_RECORDS FOR THE TASK_:
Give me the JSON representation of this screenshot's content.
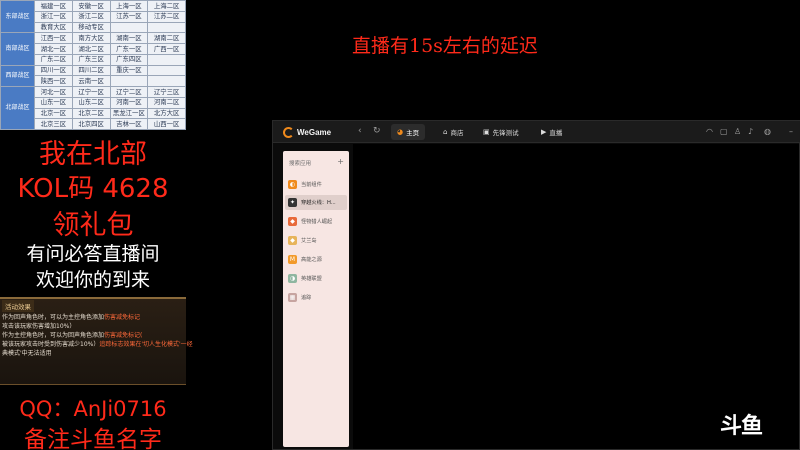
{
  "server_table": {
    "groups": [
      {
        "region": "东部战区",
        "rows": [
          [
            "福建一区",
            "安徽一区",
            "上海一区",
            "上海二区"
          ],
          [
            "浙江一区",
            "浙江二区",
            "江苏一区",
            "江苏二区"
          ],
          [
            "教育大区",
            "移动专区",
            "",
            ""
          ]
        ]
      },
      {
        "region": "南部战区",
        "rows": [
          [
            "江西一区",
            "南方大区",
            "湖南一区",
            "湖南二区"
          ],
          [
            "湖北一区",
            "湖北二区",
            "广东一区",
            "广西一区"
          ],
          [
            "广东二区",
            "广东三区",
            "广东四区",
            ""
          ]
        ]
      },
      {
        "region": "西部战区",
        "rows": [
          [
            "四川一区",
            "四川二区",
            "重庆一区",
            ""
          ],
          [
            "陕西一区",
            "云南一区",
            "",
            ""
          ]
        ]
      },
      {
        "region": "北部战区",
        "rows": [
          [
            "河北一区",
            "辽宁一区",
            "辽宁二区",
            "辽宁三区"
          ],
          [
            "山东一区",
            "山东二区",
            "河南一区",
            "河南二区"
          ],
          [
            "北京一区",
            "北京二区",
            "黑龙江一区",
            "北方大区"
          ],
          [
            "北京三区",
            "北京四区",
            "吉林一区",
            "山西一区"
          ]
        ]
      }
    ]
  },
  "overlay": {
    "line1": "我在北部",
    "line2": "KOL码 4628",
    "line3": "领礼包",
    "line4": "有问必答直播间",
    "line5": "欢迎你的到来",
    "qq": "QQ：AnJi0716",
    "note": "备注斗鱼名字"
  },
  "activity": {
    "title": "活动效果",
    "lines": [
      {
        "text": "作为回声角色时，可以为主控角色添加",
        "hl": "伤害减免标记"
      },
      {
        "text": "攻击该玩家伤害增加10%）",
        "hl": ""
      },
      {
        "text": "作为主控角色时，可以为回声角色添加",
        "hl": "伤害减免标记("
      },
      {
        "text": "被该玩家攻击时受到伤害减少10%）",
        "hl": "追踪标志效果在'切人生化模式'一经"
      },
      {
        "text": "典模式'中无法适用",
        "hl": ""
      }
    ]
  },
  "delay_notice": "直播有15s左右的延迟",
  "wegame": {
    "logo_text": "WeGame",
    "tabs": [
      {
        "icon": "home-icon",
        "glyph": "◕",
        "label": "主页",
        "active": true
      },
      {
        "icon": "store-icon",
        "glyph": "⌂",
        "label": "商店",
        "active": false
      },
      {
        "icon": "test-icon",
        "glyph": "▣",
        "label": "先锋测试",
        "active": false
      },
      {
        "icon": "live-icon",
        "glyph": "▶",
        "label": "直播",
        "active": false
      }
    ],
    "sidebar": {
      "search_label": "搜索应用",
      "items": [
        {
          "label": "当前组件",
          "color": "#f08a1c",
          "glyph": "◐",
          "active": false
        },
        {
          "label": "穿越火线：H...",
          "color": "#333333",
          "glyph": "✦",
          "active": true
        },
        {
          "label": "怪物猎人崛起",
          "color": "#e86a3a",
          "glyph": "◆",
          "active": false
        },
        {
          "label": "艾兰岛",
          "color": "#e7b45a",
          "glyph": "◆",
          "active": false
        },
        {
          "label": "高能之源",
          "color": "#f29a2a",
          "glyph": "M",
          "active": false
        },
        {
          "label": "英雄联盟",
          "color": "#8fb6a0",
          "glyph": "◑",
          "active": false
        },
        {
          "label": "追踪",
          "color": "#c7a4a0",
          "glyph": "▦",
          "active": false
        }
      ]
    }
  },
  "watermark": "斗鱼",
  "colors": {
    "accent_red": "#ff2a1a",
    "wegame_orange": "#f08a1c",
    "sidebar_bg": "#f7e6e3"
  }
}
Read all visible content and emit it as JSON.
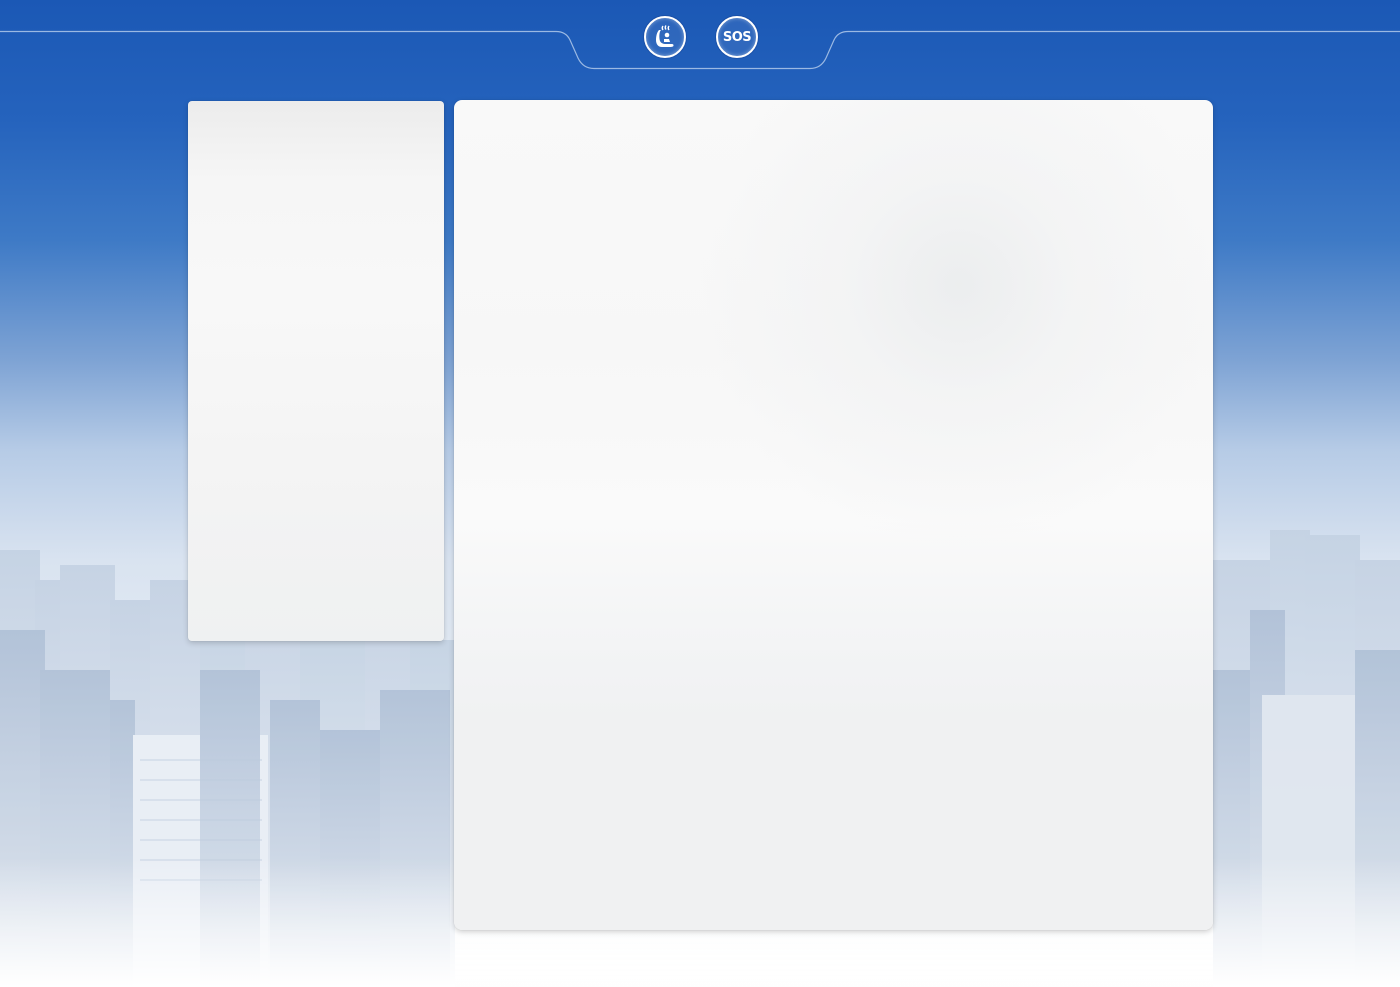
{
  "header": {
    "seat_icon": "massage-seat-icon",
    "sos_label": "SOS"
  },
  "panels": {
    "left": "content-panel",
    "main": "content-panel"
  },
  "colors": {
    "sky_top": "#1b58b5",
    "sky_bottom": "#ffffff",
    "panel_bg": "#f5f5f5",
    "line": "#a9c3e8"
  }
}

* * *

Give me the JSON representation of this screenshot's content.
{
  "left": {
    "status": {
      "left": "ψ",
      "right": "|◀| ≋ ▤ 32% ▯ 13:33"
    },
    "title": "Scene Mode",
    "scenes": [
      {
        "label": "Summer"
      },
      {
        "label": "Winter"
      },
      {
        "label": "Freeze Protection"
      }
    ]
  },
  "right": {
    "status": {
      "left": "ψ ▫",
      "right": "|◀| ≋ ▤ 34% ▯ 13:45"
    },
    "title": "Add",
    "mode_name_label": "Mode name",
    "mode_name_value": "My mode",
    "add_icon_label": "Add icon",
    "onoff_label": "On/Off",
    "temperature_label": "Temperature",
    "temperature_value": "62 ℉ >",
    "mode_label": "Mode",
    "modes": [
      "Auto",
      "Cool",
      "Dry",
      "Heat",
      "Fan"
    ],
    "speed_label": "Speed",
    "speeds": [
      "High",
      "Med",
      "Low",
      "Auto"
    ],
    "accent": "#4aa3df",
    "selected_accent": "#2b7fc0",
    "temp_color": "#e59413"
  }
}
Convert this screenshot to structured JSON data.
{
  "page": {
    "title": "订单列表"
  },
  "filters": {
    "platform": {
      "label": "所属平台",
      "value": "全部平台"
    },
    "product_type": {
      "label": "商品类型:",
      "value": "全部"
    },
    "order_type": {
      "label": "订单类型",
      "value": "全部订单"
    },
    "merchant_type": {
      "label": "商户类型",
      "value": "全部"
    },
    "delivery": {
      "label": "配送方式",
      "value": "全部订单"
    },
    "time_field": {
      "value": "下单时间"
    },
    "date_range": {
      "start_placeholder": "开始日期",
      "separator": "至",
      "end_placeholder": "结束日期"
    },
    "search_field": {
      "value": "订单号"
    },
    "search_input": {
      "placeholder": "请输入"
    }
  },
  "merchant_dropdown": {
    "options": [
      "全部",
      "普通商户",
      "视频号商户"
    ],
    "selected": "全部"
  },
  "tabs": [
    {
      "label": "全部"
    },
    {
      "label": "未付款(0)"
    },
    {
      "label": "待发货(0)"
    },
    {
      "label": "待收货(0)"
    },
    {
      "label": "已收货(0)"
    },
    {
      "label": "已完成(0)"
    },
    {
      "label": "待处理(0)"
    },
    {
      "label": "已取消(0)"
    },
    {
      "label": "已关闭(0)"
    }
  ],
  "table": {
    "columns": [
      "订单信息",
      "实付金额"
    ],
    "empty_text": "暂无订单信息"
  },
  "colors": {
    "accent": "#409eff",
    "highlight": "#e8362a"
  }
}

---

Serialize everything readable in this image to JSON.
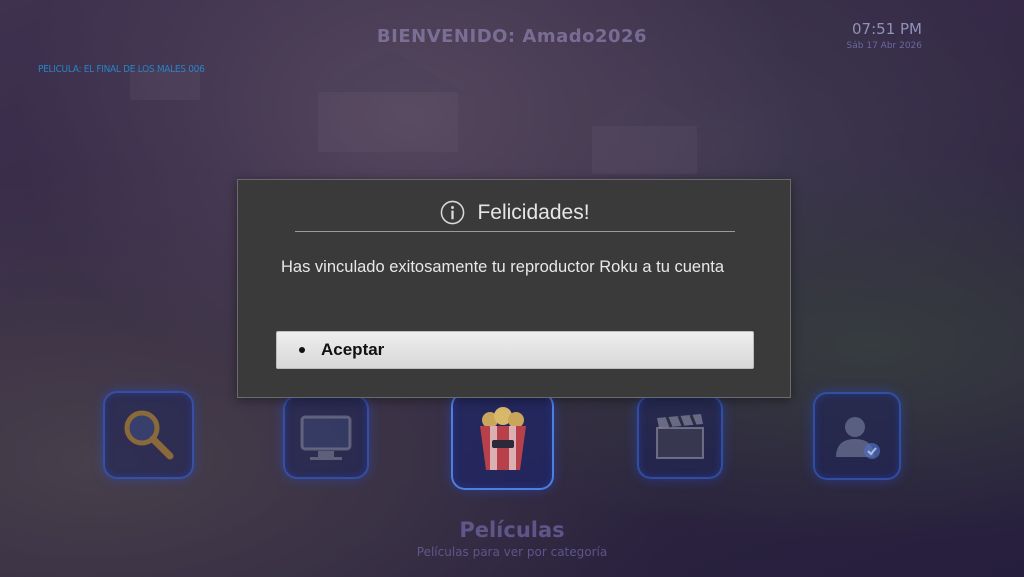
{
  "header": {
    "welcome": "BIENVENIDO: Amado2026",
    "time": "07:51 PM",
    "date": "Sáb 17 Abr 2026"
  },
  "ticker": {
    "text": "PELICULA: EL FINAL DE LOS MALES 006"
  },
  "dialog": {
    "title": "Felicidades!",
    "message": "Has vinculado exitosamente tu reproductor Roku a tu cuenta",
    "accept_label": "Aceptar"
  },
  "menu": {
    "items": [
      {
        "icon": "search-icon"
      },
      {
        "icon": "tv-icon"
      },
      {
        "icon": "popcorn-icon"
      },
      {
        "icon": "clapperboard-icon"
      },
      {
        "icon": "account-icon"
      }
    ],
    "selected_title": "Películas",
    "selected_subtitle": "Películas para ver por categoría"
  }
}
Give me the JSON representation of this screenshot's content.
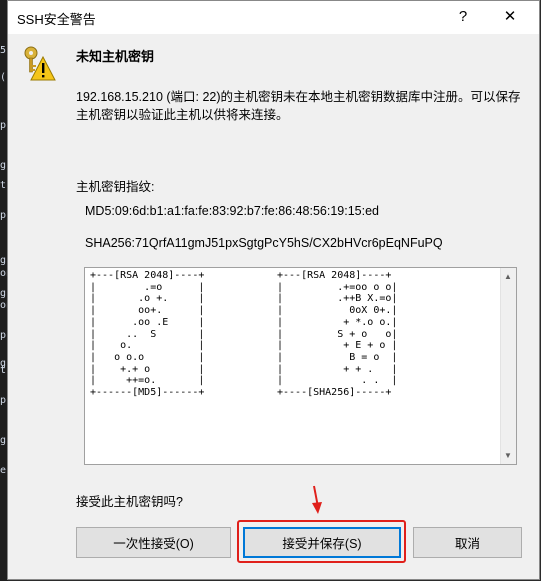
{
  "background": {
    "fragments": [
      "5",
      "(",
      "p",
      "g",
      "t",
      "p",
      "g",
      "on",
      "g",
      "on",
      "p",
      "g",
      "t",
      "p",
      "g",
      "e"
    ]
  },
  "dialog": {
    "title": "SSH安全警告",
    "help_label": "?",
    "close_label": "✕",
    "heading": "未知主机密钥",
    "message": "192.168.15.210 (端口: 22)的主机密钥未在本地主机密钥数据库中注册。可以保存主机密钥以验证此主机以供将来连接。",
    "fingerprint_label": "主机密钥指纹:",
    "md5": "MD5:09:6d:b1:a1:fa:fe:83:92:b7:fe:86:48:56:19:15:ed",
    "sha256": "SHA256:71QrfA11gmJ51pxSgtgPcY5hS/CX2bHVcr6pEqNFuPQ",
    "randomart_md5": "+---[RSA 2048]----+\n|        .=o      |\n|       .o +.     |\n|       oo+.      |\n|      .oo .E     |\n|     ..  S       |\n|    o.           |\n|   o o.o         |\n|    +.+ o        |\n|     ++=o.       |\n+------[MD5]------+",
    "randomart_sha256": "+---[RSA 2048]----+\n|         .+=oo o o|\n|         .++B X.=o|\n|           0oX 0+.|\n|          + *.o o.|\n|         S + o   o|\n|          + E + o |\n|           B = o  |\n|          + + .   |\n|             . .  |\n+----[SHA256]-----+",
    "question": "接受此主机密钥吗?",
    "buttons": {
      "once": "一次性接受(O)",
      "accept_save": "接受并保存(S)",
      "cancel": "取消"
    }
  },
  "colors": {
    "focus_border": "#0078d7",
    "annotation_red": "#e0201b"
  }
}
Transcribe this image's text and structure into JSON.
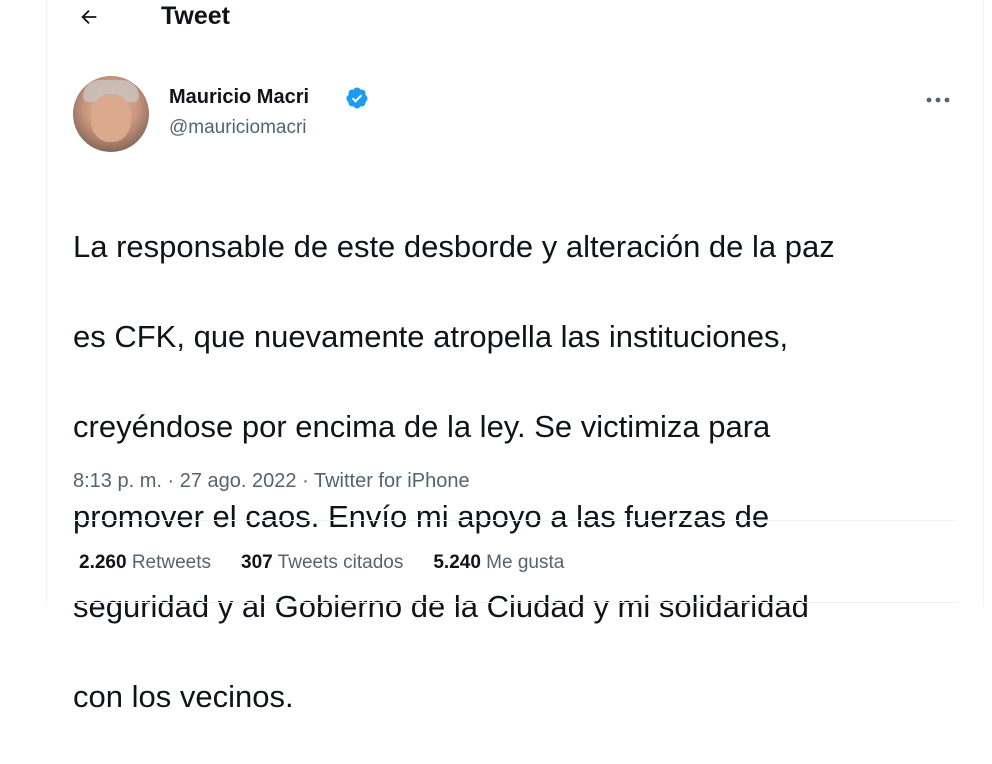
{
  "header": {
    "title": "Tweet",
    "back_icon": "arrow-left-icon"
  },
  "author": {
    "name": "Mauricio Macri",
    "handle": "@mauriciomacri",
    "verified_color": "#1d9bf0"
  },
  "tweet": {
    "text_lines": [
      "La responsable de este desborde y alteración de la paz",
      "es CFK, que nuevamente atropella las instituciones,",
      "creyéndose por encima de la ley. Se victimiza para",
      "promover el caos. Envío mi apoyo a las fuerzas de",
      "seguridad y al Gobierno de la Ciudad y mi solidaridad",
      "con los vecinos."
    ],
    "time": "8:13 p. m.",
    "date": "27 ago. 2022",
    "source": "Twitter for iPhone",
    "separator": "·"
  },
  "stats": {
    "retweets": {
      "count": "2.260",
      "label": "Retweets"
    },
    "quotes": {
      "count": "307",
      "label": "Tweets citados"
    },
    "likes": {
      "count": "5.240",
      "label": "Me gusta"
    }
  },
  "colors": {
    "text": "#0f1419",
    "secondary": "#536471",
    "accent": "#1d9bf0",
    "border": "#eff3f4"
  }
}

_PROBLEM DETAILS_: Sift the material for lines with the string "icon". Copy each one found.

_RESULT OF THIS TASK_:
        "icon": "home-icon",
        "icon": "store-icon",
        "icon": "test-icon",
        "icon": "live-icon",
    "seat_icon": "massage-seat-icon",
    "add_icon_label": "Add icon",
        "icon": "search-icon"
        "icon": "tv-icon"
        "icon": "popcorn-icon"
        "icon": "clapperboard-icon"
        "icon": "account-icon"
    "back_icon": "arrow-left-icon"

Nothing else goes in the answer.